AuteurBent, A L; Hayek, S
SourceCommission géologique du Canada, Dossier public 6722, 2011, 32 pages, (Accès ouvert)
ÉditeurRessources naturelles Canada
Documentdossier public
Mediaen ligne; numérique
ProvinceRégion extracotière du nord
Lat/Long OENS-118.0000 -112.0000 80.2500 78.7500
Lat/Long OENS-109.0000 -106.0000 78.7500 78.2500
Sujetscatalogues des tremblements de terre; foyers des séismes; magnitudes des séismes; secousses séismiques; études séismiques; formation de failles; sismicité; interpretations sismiques; zones sismiques; géophysique
Illustrationslocation maps; plots; stereonets
Bibliothèque de Ressources naturelles Canada - Ottawa (Sciences de la Terre)
ProgrammeTargeted Hazard Assessments in Northern Canada, Géoscience pour la sécurité publique
Diffusé2011 02 17
Résumé(disponible en anglais seulement)
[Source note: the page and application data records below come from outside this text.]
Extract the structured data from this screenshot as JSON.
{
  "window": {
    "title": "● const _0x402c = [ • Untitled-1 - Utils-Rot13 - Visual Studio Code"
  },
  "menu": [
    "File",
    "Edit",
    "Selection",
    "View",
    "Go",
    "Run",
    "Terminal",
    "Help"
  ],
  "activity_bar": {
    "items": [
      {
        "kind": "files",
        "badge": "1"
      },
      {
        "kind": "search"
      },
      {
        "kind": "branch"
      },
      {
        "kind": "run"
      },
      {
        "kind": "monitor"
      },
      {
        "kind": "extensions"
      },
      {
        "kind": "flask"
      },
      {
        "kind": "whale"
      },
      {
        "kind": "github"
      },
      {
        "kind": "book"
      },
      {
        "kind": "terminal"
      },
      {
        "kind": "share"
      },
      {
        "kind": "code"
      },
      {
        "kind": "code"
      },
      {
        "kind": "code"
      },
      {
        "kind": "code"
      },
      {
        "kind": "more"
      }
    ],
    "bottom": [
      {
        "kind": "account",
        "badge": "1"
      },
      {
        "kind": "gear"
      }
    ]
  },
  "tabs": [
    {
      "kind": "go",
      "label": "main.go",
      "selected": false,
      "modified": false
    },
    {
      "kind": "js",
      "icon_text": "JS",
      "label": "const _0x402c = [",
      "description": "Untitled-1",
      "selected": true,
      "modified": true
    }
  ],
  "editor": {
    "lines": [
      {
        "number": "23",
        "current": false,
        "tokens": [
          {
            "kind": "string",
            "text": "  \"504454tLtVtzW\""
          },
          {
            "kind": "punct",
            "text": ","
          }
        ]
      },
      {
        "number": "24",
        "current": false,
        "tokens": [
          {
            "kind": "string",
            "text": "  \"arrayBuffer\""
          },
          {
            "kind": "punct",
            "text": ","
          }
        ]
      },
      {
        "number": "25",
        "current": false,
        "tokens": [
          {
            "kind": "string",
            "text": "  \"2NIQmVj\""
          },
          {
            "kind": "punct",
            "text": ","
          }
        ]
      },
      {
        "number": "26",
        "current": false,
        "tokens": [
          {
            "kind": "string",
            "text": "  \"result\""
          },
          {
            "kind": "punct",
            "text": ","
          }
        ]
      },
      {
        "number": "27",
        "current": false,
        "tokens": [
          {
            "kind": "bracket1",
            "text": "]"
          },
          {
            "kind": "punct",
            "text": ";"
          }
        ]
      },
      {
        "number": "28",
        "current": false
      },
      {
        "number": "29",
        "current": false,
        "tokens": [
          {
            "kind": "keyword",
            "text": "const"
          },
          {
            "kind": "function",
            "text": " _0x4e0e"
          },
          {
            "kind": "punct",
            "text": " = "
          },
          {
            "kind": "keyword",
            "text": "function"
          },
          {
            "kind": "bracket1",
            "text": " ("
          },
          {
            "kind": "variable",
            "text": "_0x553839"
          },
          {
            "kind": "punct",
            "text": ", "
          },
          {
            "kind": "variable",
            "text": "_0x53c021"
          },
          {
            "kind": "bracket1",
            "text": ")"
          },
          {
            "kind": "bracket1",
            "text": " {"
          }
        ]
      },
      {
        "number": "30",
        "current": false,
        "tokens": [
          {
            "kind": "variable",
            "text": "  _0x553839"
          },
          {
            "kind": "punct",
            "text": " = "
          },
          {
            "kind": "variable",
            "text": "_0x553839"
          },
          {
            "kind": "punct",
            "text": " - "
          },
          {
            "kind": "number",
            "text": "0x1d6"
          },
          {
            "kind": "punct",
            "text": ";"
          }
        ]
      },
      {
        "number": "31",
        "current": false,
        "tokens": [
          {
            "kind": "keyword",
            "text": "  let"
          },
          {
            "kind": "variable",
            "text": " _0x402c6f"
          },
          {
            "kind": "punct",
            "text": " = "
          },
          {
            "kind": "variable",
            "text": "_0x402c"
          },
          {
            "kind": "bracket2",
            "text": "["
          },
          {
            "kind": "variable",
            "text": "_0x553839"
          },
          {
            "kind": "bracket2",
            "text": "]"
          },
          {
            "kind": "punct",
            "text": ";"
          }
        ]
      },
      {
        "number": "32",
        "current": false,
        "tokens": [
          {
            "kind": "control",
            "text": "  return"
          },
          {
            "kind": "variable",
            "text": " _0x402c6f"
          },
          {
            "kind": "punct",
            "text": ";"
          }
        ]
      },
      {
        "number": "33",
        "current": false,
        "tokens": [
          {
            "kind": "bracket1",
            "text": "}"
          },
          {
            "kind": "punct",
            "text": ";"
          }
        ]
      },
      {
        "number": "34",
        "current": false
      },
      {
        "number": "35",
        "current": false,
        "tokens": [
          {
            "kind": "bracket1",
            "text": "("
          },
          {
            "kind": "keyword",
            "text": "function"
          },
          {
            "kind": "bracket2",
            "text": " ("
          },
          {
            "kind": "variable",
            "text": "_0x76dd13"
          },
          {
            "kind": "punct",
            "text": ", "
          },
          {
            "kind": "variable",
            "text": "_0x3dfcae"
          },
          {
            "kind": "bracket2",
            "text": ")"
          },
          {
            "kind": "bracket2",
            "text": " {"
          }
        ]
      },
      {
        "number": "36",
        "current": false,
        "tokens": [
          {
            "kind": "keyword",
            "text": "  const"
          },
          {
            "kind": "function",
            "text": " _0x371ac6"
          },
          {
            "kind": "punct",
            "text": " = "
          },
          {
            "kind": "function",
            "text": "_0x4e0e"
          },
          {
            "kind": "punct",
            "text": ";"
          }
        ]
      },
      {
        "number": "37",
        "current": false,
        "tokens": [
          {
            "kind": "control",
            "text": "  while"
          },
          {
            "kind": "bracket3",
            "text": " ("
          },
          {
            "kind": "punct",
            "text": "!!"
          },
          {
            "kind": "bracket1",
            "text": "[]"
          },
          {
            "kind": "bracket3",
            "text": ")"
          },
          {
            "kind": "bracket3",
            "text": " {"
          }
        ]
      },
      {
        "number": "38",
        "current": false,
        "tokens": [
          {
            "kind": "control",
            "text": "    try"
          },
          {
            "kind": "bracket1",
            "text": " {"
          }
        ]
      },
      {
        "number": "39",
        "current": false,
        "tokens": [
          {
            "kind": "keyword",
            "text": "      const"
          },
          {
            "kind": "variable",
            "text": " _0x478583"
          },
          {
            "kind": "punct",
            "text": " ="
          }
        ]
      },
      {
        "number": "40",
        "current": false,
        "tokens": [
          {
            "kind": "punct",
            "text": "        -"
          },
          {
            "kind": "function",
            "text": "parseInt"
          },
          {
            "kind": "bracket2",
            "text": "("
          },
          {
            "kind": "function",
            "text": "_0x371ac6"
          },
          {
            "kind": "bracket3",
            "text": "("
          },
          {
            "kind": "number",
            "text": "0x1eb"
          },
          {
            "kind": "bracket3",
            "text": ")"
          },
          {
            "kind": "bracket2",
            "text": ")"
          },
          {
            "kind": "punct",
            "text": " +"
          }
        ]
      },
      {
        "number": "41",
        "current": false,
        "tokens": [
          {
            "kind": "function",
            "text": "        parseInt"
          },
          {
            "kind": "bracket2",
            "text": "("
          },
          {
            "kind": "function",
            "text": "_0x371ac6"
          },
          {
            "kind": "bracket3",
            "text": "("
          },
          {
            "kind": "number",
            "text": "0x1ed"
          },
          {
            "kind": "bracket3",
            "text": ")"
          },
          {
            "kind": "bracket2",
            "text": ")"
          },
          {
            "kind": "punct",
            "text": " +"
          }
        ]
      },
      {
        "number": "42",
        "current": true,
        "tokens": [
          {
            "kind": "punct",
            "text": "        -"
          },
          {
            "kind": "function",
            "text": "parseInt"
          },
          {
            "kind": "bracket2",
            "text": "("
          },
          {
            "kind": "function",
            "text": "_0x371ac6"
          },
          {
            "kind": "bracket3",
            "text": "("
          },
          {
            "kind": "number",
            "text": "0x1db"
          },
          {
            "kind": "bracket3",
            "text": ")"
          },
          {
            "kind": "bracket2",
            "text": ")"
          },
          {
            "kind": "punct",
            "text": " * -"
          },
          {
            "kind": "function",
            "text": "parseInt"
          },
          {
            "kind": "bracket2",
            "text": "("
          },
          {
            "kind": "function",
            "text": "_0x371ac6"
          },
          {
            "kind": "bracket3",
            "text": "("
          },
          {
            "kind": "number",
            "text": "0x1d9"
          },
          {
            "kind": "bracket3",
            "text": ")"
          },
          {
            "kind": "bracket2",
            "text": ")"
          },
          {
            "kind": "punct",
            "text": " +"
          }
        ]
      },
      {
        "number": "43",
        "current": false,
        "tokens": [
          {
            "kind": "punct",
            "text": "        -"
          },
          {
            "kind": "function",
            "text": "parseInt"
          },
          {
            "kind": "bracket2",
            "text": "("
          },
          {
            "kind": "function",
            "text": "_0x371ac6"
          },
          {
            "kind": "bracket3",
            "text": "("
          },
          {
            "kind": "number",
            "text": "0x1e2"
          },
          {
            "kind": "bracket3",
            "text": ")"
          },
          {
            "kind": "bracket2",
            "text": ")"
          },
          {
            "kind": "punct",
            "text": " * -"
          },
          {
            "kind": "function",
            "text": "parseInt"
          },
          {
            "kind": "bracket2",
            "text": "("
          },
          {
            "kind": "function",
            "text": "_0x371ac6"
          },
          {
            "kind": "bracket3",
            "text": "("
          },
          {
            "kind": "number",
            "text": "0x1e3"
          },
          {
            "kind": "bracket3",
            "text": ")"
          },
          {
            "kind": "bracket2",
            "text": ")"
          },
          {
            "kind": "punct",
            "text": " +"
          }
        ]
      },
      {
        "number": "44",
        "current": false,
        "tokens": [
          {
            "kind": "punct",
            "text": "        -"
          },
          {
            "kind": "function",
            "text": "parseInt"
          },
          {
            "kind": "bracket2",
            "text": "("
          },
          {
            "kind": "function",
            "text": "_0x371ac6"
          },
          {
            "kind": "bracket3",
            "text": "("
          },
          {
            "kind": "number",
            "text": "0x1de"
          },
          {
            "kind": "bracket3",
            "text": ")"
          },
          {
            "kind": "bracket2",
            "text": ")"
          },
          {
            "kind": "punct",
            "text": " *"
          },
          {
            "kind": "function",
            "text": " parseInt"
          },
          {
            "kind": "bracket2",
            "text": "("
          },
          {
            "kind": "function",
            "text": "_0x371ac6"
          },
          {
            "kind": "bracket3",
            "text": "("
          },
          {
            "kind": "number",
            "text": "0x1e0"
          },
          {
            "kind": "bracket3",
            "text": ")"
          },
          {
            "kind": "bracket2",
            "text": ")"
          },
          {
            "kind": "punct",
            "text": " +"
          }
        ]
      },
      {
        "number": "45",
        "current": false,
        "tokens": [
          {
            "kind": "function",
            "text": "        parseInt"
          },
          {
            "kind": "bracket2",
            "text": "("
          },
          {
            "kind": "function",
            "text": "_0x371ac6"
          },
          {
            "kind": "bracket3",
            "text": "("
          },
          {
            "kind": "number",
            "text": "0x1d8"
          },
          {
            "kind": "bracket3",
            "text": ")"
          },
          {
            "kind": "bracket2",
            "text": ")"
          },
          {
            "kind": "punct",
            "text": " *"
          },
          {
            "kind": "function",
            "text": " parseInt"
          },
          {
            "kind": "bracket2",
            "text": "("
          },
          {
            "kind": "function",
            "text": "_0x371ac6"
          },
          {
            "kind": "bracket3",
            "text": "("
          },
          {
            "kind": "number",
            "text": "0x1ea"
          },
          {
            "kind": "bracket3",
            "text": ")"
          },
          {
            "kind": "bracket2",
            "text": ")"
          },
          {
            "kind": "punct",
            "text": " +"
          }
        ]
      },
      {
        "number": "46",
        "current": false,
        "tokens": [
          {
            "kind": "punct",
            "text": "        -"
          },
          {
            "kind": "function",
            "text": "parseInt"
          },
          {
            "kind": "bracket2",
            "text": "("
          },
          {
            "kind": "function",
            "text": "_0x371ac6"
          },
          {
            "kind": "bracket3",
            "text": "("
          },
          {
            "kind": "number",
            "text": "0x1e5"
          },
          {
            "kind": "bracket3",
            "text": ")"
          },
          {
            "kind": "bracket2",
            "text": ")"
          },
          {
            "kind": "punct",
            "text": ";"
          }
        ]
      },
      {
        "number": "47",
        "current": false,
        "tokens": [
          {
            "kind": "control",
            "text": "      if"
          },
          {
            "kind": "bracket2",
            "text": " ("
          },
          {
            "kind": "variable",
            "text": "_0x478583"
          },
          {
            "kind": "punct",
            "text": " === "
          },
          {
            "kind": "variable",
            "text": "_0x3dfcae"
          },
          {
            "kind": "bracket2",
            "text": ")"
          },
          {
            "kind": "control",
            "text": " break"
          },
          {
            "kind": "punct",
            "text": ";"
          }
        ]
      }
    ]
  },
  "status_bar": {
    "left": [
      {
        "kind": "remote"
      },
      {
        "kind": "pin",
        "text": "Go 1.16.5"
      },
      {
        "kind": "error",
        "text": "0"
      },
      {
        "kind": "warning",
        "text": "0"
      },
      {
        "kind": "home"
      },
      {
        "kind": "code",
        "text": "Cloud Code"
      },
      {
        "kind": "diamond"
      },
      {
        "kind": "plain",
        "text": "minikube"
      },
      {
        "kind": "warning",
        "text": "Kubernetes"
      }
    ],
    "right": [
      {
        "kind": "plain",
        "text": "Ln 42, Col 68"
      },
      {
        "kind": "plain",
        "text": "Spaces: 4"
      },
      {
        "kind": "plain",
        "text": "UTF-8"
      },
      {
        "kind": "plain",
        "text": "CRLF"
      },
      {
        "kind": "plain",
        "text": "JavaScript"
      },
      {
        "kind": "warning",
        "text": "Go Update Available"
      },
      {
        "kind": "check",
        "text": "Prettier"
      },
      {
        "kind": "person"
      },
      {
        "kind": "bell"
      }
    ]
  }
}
During October and November 2008 an earthquake swarm occurred in the Arctic Ocean off the Queen Elizabeth Islands. The activity was sporadic but reached a peak in mid-November when fifty earthquakes large enough to be located occurred over a two day period (17-18 November). Eleven of the earthquakes, nine of which occurred during those two days, were of magnitude 5.0 or greater. Regional moment tensor inversions were performed for these eleven earthquakes. The majority of the focal mechanisms were indicative of thrust faulting on a NE-SW striking plane roughly parallel to the continental margin. Depths, ranging from 6-20 km, correspond to the mid-crust. It is not clear whether the unusually high non-double couple component for many of the solutions is an artifact of the inversion process or is indicative of a true non-double source. Swarm activity is often associated with magmatic or other geothermal activity and it is possible but not confirmed that the non-double couple component is related to the migration of fluids within the crust. The occurrence of a large number of earthquakes in a small area allows for calibration between magnitude scales for the north, where the attenuation relations are less well known than in southern Canada. A primary observation was the mb determined from Canadian stations (regional distances) tends to be smaller than mb by other organizations using teleseismic data. On the other hand, mb determined from the Yellowknife array data is a good match to the teleseismic magnitude suggesting that this path is close to the global average.